Clyde Smith (1999)
I wrote this essay for my doctoral candidacy exams at Ohio State. I was attempting to connect my interests in chaos and complexity theory (nonlinear science) and postmodern and poststructural theory/practice (postpositivist research). My perceptions of these topics were strongly influenced by study with Alan Beyerchen and Patti Lather, as I discuss in the essay. If you’re working on related topics, I would love to hear from you.
From the Introduction:
“This essay discusses the relationship of postpositivist research and nonlinear science, particularly in terms of their importance to the educational researcher.
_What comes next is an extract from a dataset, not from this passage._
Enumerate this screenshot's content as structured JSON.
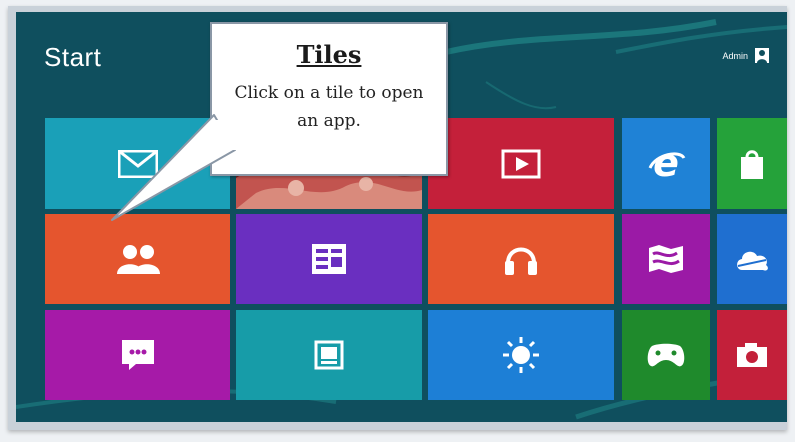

It is frequently said that we are in a time of shifting paradigms, perhaps even a “postparadigmatic diaspora.” For at least the last few hundred years, the dominant Western paradigm has been grounded in the principals of linear science resulting in both amazing technological invention and widespread human suffering. Postpositivist researchers have been among those attempting to explore alternatives to this paradigm in the hopes of creating a better world, even when questioning the very idea of progress. Such researchers have both challenged and extended the notion of science.”
Download the Paper in .pdf Format
[Unfortunately the translating of the document into .pdf form caused a few glitches in the bibliography but otherwise the work appears to have remained intact.]